Problem details
For the word "intermediate", return each line of the data in which it occurs.

Excerpts from an interface dataset
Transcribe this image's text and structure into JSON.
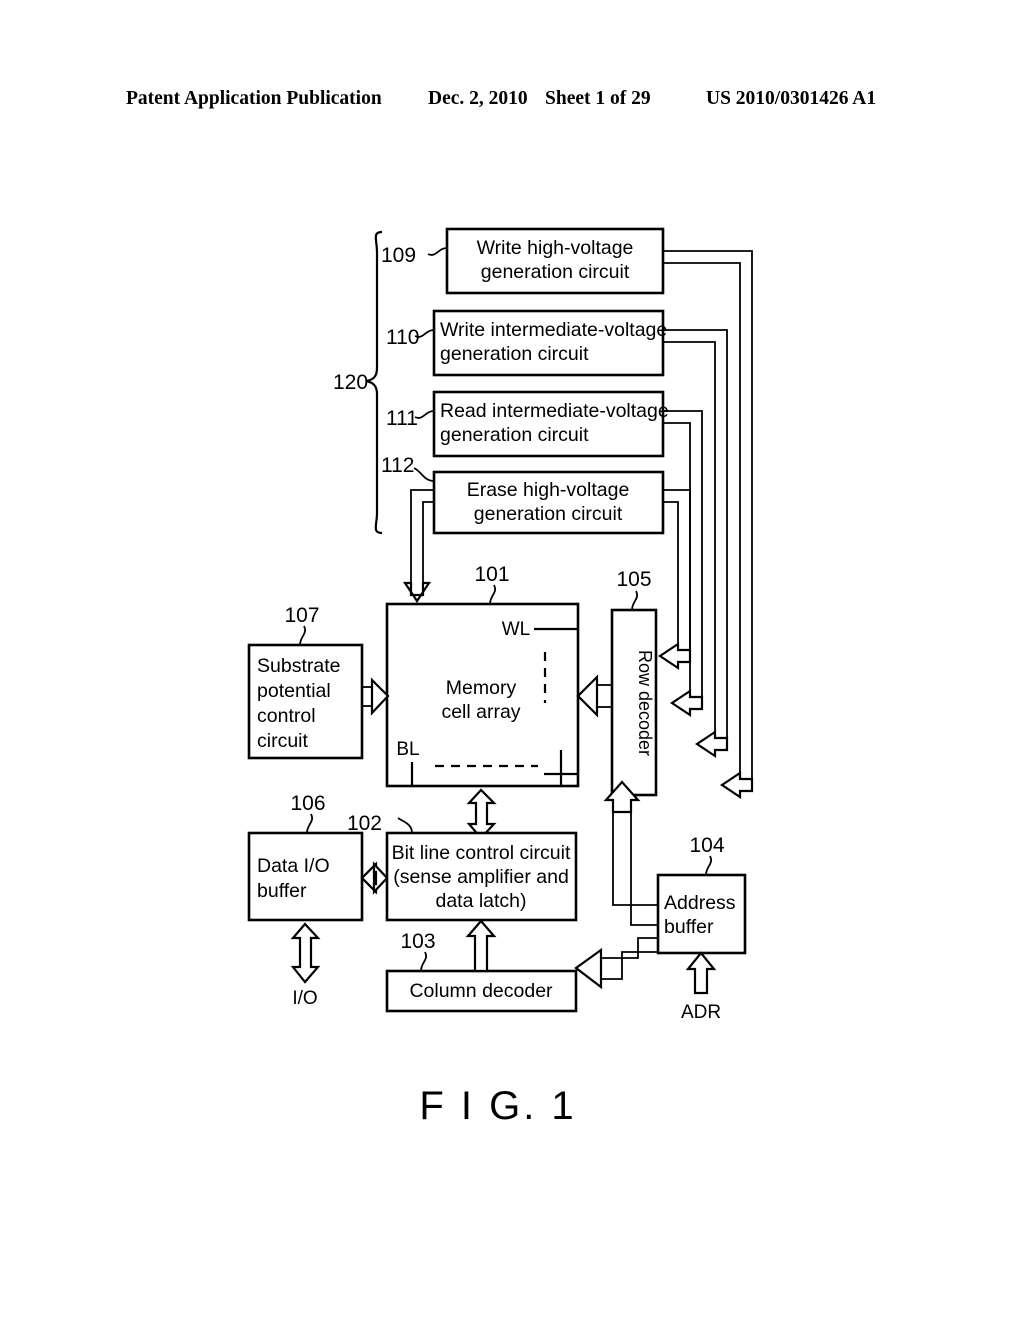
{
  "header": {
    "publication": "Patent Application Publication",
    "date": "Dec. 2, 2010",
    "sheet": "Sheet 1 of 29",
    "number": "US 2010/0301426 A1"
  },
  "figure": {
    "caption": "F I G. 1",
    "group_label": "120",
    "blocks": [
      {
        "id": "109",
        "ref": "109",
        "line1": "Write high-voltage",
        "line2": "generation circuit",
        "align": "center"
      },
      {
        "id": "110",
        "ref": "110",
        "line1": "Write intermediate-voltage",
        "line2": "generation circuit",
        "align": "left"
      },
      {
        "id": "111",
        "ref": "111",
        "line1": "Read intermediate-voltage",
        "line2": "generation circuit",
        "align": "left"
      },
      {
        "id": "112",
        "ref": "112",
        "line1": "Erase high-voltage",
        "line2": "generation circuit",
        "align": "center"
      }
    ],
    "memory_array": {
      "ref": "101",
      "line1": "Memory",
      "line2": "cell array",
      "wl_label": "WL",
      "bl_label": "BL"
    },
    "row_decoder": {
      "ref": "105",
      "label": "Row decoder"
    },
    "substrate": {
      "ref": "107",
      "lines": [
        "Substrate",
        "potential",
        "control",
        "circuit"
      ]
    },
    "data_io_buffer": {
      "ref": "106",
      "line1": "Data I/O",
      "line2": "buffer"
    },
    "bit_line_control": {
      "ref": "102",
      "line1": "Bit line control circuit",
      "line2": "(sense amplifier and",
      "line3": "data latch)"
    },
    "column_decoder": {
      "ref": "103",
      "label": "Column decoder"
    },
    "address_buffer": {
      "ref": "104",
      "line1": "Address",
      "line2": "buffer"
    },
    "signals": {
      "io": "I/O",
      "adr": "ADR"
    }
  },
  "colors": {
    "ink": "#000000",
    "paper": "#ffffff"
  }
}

Task output
        "line1": "Write intermediate-voltage",
        "line1": "Read intermediate-voltage",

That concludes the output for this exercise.